Since I was born in 1983, I can only speculate what the 1960s were like. So much happened in just those ten years: JFK, the Beatles, the civil rights movement, the sexual revolution, Vietnam, drugs, Woodstock, etc. Some people say it was a time of unity and political revolution. Others say it was pure hedonism. Maybe both views are right in a way, but like I said, I wasn't there so I can't say for certain.

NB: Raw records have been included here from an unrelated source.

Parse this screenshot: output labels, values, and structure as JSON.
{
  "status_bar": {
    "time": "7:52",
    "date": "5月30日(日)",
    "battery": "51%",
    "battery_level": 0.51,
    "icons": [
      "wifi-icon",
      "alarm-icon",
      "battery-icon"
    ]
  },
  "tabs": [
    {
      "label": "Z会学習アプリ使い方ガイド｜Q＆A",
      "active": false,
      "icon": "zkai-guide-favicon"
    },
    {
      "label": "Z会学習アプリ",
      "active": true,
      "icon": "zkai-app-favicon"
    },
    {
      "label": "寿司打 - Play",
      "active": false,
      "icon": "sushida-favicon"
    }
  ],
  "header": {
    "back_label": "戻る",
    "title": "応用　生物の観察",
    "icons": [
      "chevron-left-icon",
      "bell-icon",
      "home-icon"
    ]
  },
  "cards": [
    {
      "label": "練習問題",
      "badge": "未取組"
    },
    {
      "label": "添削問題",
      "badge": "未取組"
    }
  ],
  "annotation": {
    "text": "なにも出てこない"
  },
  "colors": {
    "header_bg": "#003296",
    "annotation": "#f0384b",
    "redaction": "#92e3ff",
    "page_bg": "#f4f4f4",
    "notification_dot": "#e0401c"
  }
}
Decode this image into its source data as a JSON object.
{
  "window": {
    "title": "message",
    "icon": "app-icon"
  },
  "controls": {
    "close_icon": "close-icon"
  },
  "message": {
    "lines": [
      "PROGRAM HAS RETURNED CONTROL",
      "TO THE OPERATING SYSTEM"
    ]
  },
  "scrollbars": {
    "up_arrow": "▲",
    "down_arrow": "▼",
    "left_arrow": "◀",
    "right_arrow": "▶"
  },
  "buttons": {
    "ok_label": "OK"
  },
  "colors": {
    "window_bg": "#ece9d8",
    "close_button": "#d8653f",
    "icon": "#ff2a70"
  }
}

As I write this I am watching the documentary of Woodstock, and one thing that stands out to me is the great sense of community among the audience members. Think about it: millions of people all gathered together for three days, and there were no fights or arrests. Everyone willingly shared what they had. Every one was on the same level. True, the majority of the audience was stoned, but I don't think that was the main reason. I say that because even the army and many of the neighbors pitched in to make sure everyone in the audience was taken care of. The army flew in doctors and nurses for people who needed medical attention, and people donated food. Was it a perfect community? No. There were a couple of deaths (one of a heroin overdose, and another got run over by a truck), and there was the big rain storm. But as Max Yasger said to the crowd, "You've proven to the world that half a million kids . . . can get together and have three days of fun and music and have nothing but fun and music."
So maybe Woodstock symbolized what the '60s tried to accomplish: a greater sense of community, harmony, and peace. Even if it did just last for three days.
A Subversive Christmas
1 day ago